[PROBLEM DESCRIPTION] What is the number of lines in the data that include the string "FEMİNİSTLER"? Give it by itself.

[ENTRIES SHOWN]
——

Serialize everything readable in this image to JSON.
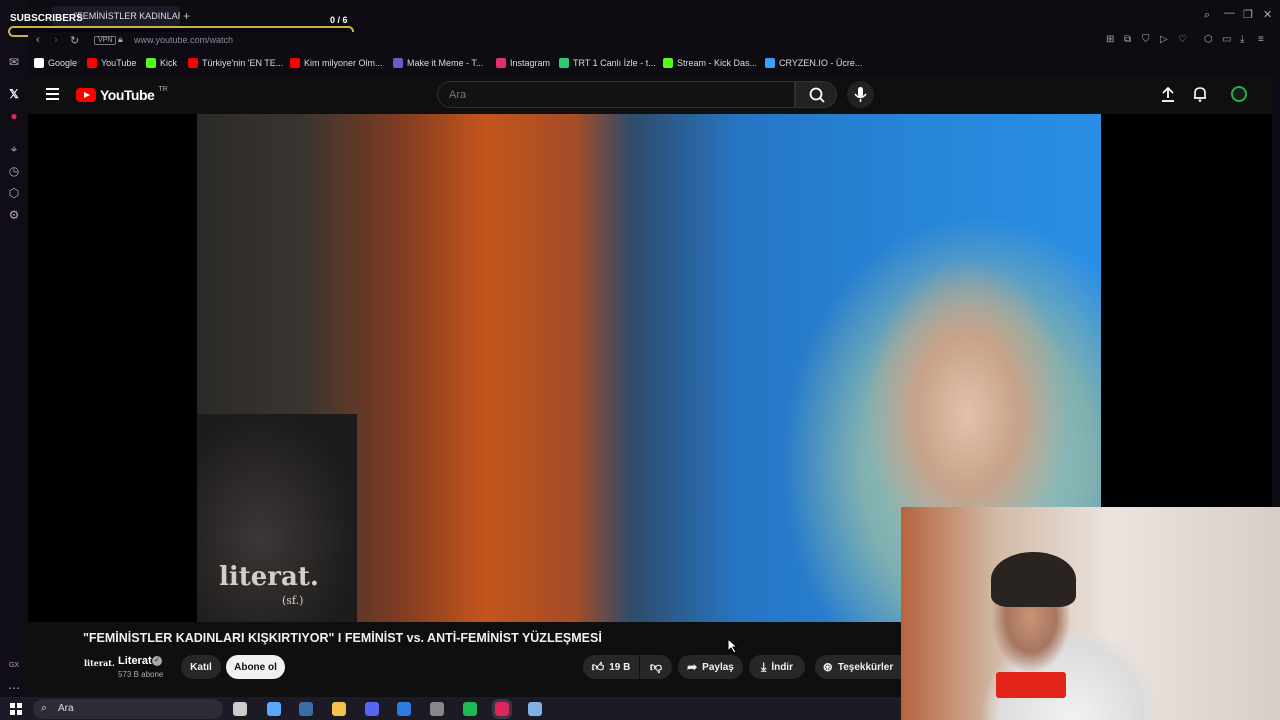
{
  "overlay": {
    "subscribers_label": "SUBSCRIBERS",
    "counter": "0 / 6"
  },
  "browser": {
    "tab_title": "\"FEMİNİSTLER KADINLARI",
    "vpn_label": "VPN",
    "url": "www.youtube.com/watch",
    "bookmarks": [
      {
        "label": "Google",
        "color": "#ffffff"
      },
      {
        "label": "YouTube",
        "color": "#ff0000"
      },
      {
        "label": "Kick",
        "color": "#53fc18"
      },
      {
        "label": "Türkiye'nin 'EN TE...",
        "color": "#ff0000"
      },
      {
        "label": "Kim milyoner Olm...",
        "color": "#ff0000"
      },
      {
        "label": "Make it Meme - T...",
        "color": "#6a5acd"
      },
      {
        "label": "Instagram",
        "color": "#e1306c"
      },
      {
        "label": "TRT 1 Canlı İzle - t...",
        "color": "#2ecc71"
      },
      {
        "label": "Stream - Kick Das...",
        "color": "#53fc18"
      },
      {
        "label": "CRYZEN.IO - Ücre...",
        "color": "#3aa0ff"
      }
    ]
  },
  "youtube": {
    "wordmark": "YouTube",
    "country": "TR",
    "search_placeholder": "Ara"
  },
  "video": {
    "watermark": "literat.",
    "watermark_sub": "(sf.)",
    "title": "\"FEMİNİSTLER KADINLARI KIŞKIRTIYOR\" I FEMİNİST vs. ANTİ-FEMİNİST YÜZLEŞMESİ",
    "channel_logo": "literat.",
    "channel_name": "Literat",
    "subscribers": "573 B abone",
    "join_label": "Katıl",
    "subscribe_label": "Abone ol",
    "likes": "19 B",
    "share_label": "Paylaş",
    "download_label": "İndir",
    "thanks_label": "Teşekkürler"
  },
  "taskbar": {
    "search_placeholder": "Ara",
    "apps": [
      {
        "name": "task-view",
        "color": "#cccccc"
      },
      {
        "name": "copilot",
        "color": "#5aa9ff"
      },
      {
        "name": "steam",
        "color": "#3a6ea5"
      },
      {
        "name": "files",
        "color": "#f2c14e"
      },
      {
        "name": "discord",
        "color": "#5865f2"
      },
      {
        "name": "mail",
        "color": "#2d7de0"
      },
      {
        "name": "obs",
        "color": "#888888"
      },
      {
        "name": "spotify",
        "color": "#1db954"
      },
      {
        "name": "opera-gx",
        "color": "#e0245e"
      },
      {
        "name": "network",
        "color": "#7fb2e5"
      }
    ]
  },
  "colors": {
    "accent_red": "#ff0000",
    "subs_bar_border": "#c9b24a"
  }
}
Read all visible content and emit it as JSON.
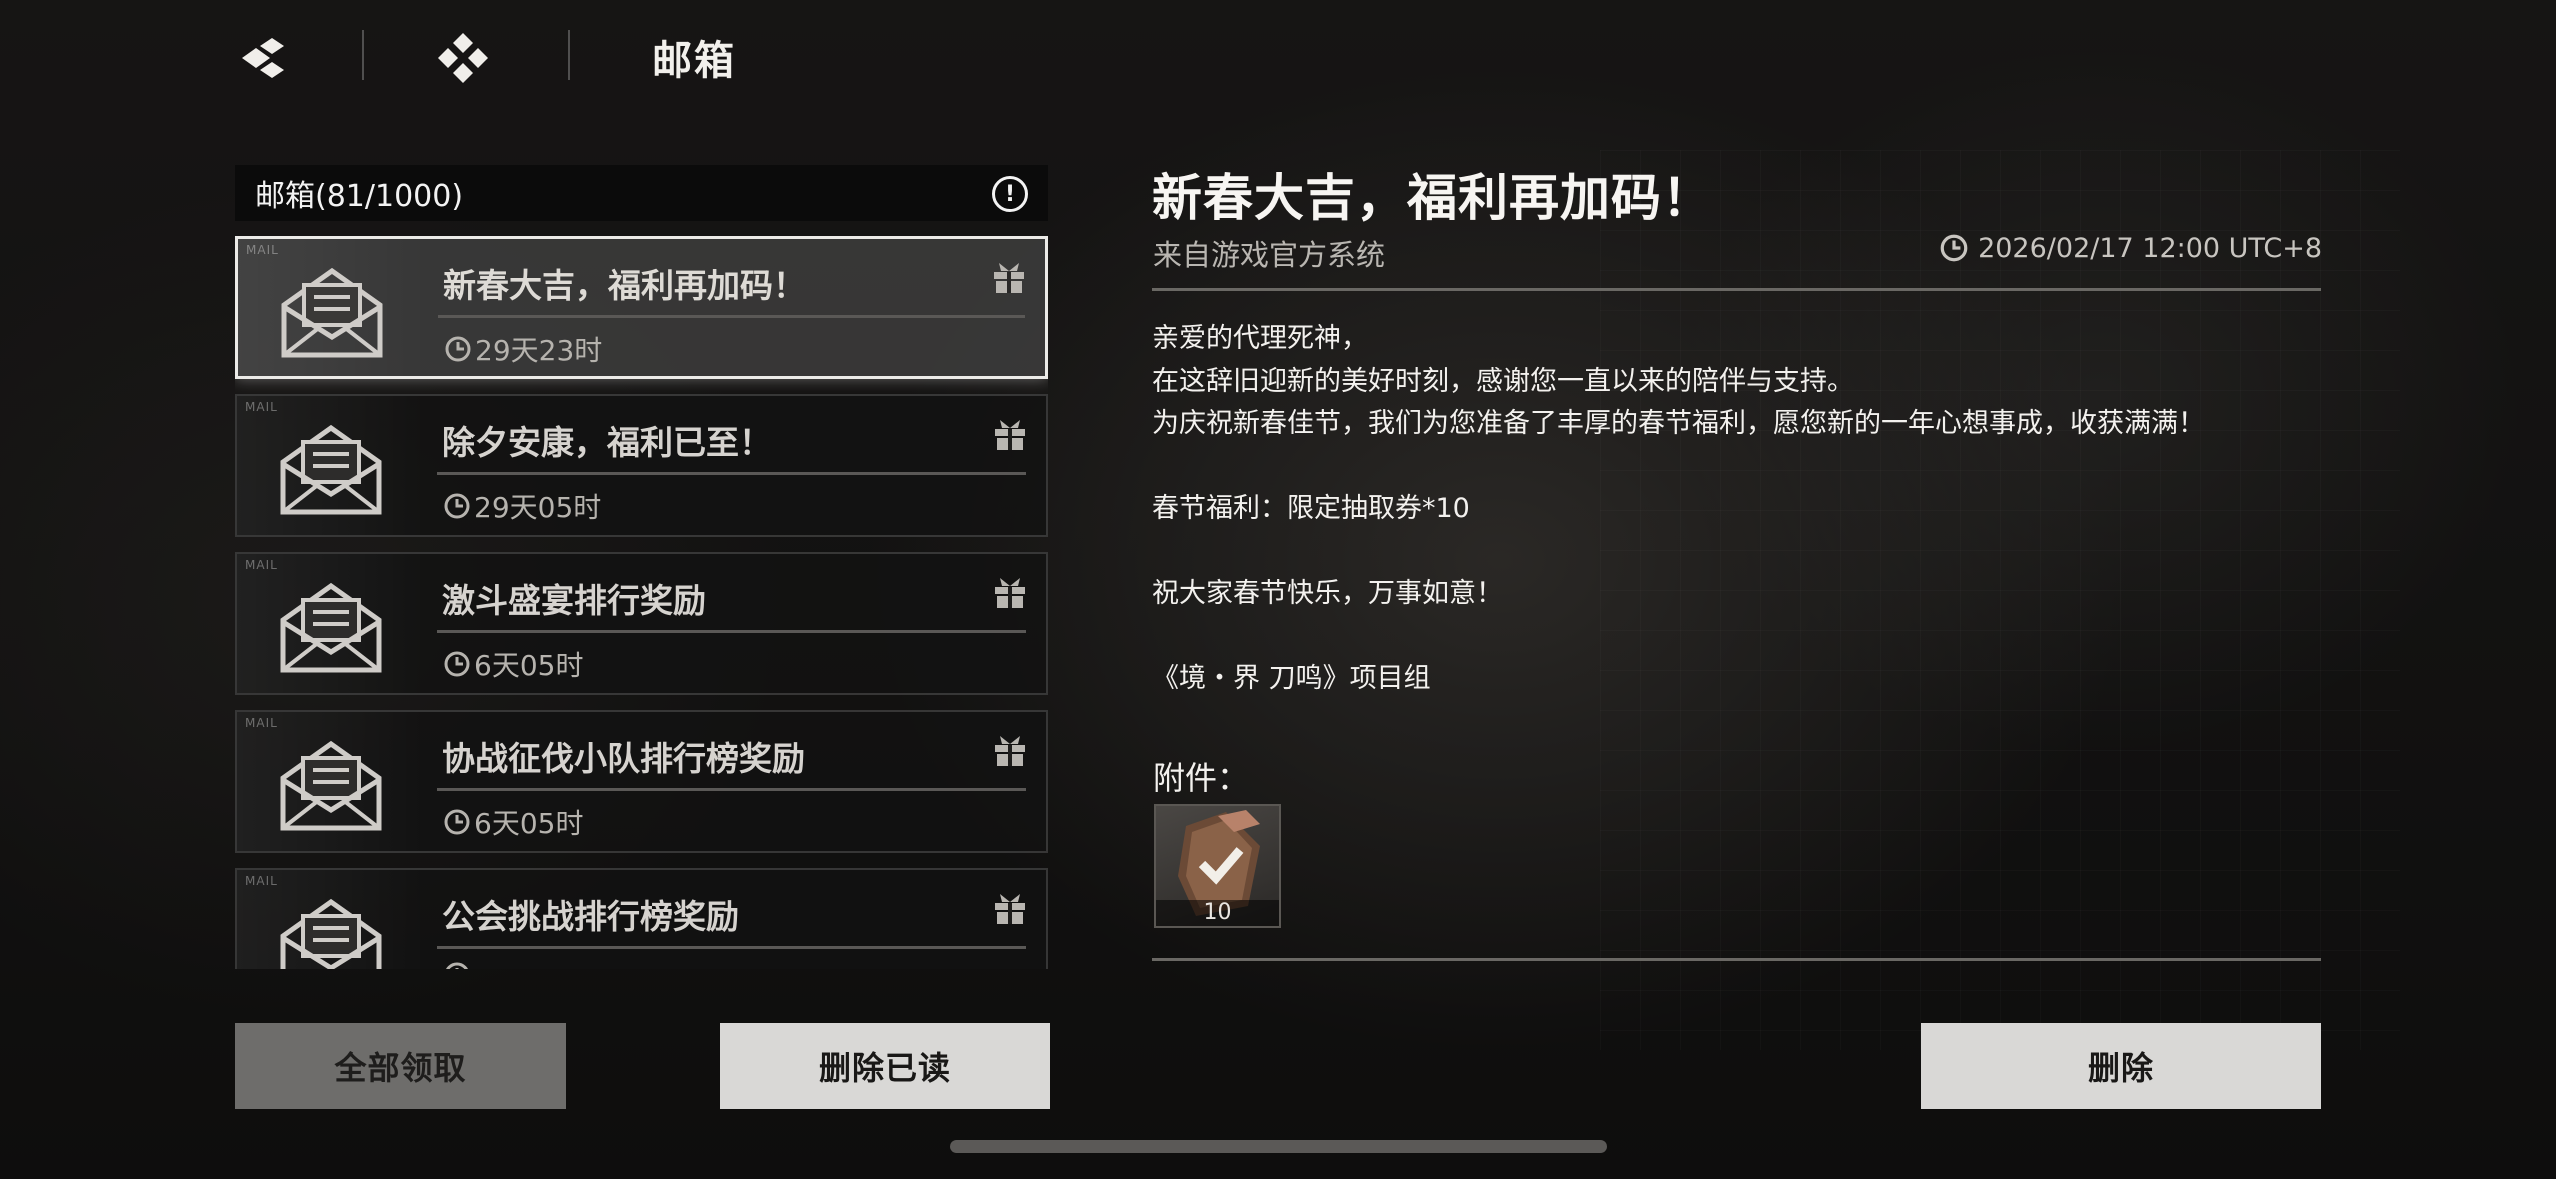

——

[RESPONSE TO THIS EXERCISE] 2